-- THE TASK --
Pull each line containing "Workspace" out of the data and copy it.

Dataset rows for apps and sites:
______
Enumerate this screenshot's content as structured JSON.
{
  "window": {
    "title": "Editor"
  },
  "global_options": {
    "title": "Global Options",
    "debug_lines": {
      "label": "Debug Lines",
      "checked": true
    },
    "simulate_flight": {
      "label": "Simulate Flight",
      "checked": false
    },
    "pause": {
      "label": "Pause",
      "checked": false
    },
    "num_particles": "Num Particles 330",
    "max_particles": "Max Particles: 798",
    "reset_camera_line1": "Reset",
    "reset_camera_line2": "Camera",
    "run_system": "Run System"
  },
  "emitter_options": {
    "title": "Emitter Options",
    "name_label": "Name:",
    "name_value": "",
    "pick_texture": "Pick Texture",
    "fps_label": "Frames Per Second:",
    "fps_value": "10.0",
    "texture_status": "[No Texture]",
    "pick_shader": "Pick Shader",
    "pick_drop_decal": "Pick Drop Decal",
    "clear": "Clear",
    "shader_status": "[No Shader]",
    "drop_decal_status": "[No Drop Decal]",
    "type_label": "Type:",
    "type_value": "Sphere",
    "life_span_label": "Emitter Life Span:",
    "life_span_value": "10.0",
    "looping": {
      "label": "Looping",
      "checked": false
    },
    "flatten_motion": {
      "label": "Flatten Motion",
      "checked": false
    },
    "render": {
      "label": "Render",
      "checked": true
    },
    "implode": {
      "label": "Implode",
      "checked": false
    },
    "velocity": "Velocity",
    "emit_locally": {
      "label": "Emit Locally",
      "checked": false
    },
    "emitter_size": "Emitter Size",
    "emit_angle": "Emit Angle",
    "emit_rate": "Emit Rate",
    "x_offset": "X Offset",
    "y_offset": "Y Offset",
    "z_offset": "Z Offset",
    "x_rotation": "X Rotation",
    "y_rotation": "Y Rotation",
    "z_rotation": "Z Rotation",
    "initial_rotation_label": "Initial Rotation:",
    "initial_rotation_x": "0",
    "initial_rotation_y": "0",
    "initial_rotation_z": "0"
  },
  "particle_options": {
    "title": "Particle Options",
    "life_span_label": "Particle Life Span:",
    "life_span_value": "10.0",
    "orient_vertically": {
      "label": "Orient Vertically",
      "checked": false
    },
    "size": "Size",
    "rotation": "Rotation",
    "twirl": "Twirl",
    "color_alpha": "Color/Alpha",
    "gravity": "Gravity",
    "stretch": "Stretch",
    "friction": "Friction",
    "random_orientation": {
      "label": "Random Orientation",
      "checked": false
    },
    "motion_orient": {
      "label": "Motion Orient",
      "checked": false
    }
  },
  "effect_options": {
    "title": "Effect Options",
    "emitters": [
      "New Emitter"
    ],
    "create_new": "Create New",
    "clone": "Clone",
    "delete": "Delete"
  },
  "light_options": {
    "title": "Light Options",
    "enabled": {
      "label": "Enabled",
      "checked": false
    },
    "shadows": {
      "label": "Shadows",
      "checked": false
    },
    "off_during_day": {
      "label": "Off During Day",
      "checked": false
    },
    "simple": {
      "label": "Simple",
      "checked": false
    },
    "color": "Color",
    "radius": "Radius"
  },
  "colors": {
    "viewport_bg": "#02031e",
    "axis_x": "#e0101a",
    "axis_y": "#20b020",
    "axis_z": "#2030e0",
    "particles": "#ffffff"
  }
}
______
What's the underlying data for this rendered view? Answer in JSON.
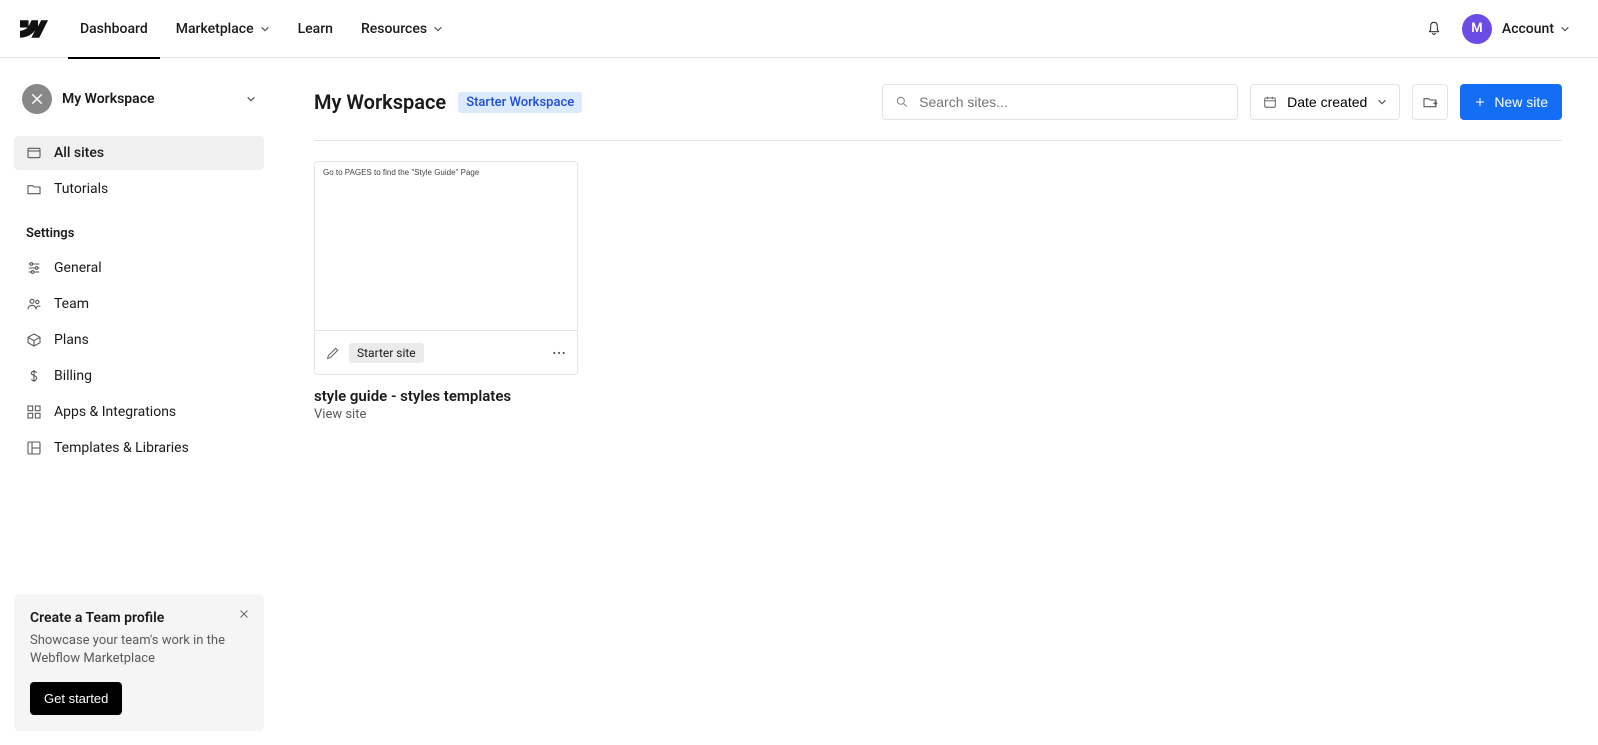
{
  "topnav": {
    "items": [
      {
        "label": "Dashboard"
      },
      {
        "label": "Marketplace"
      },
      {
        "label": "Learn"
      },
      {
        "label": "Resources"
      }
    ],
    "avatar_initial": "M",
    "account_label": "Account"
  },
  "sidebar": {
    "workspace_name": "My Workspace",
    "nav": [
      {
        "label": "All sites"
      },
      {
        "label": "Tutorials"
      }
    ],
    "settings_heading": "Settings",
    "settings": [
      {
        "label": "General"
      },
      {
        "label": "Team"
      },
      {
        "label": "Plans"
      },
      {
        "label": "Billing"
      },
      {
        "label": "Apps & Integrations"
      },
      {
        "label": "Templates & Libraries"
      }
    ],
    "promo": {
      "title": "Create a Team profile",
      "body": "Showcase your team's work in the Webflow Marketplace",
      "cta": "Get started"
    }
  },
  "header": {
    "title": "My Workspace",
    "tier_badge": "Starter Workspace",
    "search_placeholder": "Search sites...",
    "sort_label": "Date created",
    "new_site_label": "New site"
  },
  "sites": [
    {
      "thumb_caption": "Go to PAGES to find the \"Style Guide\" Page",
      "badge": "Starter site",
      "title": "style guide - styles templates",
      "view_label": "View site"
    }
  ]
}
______
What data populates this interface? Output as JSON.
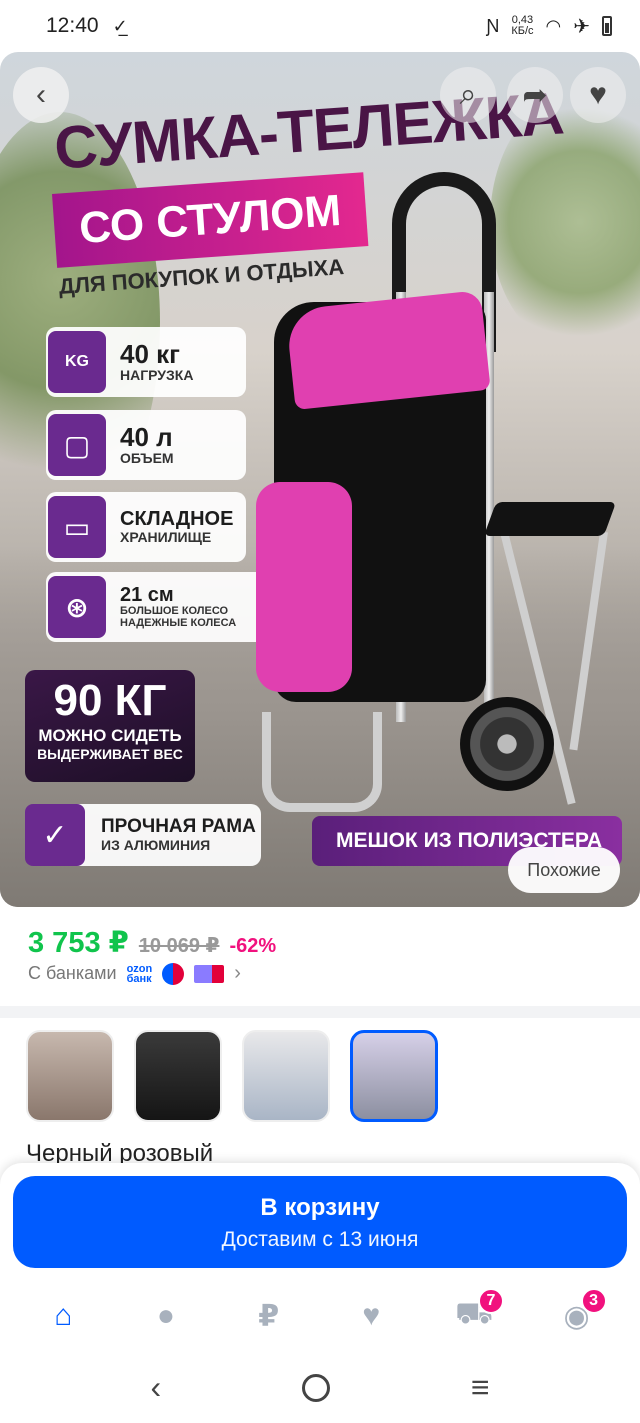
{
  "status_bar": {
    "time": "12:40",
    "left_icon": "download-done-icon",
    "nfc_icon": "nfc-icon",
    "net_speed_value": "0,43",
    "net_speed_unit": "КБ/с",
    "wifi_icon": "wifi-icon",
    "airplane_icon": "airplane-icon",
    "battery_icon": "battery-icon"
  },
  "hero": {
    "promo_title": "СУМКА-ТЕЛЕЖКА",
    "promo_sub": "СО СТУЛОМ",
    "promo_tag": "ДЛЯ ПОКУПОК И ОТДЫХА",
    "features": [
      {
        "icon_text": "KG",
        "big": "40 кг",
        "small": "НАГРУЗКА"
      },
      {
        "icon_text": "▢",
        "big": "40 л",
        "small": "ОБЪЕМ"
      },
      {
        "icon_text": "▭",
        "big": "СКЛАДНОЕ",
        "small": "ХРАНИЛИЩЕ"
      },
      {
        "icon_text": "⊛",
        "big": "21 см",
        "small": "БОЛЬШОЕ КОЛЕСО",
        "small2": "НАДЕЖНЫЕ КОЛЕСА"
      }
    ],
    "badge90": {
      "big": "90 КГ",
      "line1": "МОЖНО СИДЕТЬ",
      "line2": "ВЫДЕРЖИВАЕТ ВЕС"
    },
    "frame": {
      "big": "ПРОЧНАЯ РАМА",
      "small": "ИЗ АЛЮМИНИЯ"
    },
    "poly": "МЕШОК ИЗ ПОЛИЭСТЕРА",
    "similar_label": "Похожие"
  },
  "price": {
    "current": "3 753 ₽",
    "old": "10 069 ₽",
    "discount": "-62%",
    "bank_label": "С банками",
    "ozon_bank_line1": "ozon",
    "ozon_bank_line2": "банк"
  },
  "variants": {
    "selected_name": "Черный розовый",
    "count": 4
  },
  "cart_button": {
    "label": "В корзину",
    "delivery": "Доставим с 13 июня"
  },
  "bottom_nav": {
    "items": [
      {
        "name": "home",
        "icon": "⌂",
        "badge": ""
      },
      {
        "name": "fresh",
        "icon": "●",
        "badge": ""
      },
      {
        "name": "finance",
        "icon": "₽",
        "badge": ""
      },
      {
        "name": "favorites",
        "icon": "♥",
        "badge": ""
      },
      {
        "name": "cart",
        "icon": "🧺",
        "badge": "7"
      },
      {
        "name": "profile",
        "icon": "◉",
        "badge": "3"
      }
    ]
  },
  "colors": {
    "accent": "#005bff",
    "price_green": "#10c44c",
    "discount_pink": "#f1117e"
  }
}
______
-- TASK OUTPUT --
    "workspace_name": "My Workspace",
    "title": "My Workspace",
    "tier_badge": "Starter Workspace",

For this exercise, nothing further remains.